There are a number of limitations to this study. First, there was a lack of birthweight data for these perinatal deaths. We do not think this significantly affects the results. Frequently, birth weight is used as a proxy for gestational age, and both demonstrate similar interactions with perinatal deaths (McClure et al. 2007; Engmann et al. 2009a,b; Jehan et al. 2009). Second, as with any epidemiologic study, cause and effect cannot be discerned from the data, nonetheless the increased odds of death associated with factors such as prematurity, multiple gestation and having no other children, begin to elucidate potential modifiable factors that are contributing to perinatal deaths in rural west Africa. There are challenges to distinguishing stillbirth from late abortions, especially based on maternal reports. Because abortion is illegal in Ghana (Baiden et al. 2006a,b), it is possible some women may not disclose an abortion or may deliberately misclassify it as a stillbirth. However, the information collected from mothers is de-identified, mothers know that the focus of the 4-monthly interviews is for research purposes, and there has been no precedent for invoking criminal proceedings based on maternal reports; thus, it is unlikely mothers will deliberately misclassify a late abortion as a stillbirth. Additionally, late abortions cases are reported to be very low in Ghana (Ahiadeke 2001). Another potential limitation is that this study was designed to provide population data and lacks a direct comparison group. Finally, as with many VA studies, there was no validation component through the use of medical diagnostic aids such as laboratory, radiologic, microbiologic or postmortem studies, as these were often not available. The use of the last menstrual cycle, widely used in environments where there is no technology, may introduce recall bias to this study. However, VA has been investigated previously in validation studies, and the results have been favourable (Setel et al. 2005; Soleman et al. 2006; Edmond et al. 2008a,b; Lawn et al. 2008; Fottrell & Byass 2010).In that regard, two percent of deaths were attributed to jaundice although because of the multiplicity of causes of jaundice coders were unable to determine specifically what caused the cases of jaundice.
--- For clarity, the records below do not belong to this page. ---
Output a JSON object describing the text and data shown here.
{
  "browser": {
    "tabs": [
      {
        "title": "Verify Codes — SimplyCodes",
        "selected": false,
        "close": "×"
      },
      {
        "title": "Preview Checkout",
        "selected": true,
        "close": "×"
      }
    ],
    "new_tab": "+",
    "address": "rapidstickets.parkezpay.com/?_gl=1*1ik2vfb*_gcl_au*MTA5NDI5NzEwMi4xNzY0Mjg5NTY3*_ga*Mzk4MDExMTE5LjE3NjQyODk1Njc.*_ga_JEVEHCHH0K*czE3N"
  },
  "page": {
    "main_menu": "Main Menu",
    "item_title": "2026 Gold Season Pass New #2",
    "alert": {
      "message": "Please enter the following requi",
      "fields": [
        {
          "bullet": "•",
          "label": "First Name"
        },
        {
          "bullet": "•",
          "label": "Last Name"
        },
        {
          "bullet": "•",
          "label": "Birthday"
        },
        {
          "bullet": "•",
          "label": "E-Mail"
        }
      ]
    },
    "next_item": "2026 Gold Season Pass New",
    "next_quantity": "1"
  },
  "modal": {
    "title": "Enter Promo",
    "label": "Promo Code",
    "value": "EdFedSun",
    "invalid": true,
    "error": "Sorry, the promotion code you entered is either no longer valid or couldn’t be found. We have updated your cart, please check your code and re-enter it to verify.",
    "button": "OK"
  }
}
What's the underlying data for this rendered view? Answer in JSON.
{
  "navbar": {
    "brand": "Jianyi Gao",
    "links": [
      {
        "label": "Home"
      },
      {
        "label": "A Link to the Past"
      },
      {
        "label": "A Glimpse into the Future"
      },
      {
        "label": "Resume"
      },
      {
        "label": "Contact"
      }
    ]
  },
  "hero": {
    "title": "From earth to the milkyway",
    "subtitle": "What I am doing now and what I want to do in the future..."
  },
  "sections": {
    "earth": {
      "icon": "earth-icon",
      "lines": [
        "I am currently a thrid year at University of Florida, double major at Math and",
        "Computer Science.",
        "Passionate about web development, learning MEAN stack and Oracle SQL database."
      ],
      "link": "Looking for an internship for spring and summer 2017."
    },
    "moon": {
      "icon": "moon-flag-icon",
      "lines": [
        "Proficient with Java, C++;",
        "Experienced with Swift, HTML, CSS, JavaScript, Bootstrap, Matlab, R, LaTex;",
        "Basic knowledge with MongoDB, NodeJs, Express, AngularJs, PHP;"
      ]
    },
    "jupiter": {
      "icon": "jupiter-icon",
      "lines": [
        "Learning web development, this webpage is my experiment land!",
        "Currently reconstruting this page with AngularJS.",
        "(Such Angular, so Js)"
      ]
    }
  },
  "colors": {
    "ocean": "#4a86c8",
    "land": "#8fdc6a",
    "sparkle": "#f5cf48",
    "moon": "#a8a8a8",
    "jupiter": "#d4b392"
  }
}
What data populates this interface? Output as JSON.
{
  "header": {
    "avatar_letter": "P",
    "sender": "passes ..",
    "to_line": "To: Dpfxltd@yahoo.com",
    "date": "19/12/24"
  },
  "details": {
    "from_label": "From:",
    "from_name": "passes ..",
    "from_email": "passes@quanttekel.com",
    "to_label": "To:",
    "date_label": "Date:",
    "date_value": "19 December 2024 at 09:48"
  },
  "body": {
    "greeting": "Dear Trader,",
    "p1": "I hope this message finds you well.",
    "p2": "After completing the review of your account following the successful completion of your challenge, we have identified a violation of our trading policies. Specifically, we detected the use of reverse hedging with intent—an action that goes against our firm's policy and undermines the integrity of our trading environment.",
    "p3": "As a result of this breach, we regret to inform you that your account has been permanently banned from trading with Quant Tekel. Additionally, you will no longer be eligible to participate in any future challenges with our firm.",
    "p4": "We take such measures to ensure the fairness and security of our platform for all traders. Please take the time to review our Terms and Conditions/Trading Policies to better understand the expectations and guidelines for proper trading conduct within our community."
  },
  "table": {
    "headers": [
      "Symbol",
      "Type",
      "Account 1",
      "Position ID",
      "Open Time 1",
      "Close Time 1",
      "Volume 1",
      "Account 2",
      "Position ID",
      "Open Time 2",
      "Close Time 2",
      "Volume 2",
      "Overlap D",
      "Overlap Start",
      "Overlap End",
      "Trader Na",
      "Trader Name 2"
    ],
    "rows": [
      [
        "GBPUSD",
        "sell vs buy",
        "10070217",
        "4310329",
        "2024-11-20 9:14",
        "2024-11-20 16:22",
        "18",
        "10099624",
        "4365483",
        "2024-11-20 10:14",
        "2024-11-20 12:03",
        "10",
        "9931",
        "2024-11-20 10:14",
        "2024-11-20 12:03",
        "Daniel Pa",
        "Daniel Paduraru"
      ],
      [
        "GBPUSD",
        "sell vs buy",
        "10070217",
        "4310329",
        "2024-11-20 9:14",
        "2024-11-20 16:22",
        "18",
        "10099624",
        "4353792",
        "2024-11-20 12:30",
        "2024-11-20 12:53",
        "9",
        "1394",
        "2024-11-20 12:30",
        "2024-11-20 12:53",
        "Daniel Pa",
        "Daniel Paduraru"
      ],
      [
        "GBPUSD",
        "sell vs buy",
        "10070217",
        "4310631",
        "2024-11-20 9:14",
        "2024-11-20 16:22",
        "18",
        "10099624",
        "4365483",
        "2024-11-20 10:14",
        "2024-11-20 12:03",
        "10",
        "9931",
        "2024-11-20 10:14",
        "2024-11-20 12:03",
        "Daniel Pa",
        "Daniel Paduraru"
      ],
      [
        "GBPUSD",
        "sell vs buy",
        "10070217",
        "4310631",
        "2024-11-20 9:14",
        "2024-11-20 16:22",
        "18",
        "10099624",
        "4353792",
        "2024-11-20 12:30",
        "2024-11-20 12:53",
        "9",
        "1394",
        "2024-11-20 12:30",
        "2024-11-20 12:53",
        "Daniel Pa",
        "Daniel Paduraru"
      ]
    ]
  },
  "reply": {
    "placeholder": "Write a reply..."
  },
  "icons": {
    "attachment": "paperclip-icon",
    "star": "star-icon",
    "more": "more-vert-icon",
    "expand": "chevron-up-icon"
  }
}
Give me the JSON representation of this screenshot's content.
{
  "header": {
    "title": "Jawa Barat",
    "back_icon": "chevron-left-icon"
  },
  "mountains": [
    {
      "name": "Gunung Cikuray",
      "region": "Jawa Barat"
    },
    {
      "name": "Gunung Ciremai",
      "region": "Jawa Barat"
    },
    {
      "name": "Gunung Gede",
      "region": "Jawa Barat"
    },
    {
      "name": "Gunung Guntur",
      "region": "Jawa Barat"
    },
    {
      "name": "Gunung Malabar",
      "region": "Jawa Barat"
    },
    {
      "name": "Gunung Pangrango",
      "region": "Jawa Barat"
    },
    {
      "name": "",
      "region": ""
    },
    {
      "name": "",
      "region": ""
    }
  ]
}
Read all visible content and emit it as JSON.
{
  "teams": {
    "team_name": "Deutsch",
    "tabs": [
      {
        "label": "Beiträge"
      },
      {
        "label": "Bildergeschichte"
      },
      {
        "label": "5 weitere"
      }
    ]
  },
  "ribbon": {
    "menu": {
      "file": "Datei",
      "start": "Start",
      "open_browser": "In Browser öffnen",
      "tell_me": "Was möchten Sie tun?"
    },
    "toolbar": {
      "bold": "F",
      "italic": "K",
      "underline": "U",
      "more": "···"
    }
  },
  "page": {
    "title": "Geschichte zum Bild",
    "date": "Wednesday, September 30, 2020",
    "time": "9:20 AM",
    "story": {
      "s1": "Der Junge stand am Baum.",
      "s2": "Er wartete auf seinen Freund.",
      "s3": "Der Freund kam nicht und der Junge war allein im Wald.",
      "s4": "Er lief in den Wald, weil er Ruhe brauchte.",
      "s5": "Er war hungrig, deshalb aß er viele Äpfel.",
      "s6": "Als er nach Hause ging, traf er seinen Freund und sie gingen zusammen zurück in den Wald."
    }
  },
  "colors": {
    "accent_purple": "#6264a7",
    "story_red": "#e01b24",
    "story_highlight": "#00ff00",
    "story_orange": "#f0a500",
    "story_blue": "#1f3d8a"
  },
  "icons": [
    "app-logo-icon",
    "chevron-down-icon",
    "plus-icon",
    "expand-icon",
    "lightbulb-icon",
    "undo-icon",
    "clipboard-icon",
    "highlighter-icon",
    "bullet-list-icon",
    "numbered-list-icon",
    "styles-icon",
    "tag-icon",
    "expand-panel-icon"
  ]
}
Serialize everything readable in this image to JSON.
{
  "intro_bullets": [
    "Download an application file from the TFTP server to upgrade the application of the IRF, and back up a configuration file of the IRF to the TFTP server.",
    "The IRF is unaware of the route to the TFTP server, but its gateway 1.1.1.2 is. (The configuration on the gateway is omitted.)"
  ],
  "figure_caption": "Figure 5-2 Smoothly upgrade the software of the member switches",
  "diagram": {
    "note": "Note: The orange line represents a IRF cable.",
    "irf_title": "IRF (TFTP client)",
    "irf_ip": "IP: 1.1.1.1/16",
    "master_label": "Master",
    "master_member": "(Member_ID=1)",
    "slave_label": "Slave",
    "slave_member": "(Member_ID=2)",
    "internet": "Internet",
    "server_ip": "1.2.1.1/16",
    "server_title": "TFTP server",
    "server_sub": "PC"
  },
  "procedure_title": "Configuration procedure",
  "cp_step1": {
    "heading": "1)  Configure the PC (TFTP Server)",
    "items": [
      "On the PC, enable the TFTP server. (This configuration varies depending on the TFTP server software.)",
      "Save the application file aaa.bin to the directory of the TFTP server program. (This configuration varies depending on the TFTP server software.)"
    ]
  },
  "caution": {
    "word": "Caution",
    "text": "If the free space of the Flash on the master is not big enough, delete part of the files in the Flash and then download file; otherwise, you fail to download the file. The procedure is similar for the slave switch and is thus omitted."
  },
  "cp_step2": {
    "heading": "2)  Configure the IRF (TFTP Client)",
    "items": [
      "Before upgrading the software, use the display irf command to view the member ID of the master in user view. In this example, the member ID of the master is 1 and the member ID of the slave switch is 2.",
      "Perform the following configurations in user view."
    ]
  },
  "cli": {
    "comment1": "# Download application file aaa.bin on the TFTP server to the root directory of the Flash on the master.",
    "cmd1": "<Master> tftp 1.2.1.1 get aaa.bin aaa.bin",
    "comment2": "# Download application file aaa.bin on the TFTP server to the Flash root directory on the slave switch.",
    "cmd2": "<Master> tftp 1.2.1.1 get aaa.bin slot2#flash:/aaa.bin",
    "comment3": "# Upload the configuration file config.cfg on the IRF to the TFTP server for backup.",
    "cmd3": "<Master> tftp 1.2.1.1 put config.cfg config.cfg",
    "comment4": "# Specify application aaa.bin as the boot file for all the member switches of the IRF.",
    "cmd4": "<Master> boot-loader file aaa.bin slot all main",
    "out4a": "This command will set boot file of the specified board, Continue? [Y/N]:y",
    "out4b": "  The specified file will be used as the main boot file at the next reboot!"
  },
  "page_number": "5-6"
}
It is conceivable that not all pregnancies were initially captured; however, given the 4-monthly enumerations and the familiarity of field workers who live in the same communities as the study subjects, we think this is unlikely to have occurred and view the capture and follow-up of these subjects as strength of the study. Other strengths of this study are the large sample size, rigorous study oversight and data validation, the conduct of a study in a region familiar with research and interviews, and the use of experienced study personnel.

In conclusion, stillbirths and END remain a significant problem in Navrongo. END particularly appears to have reached a plateau, while stillbirth rates remain unacceptably high. This study highlights birth asphyxia and birth injuries, prematurity and infection as the major causes of death and notes also that three quarters of END occur in the first 3 days of life. Further research is needed to understand the influence of cultural and sociologic practices during pregnancy, childbirth and childhood, and how best to develop a targeted perinatal policy that encourages deliveries in health facilities.


  • 1

    In 2008 Kassena-Nankana District was split into two districts – Kassena-Nankana East and Kassena-Nankana West districts. For the purposes of this study, the former name of the district will be used to refer to the two districts.


Funding was provided by grants and in-kind contributions from the Navrongo Health Research Center and the Universities of North Carolina and Michigan.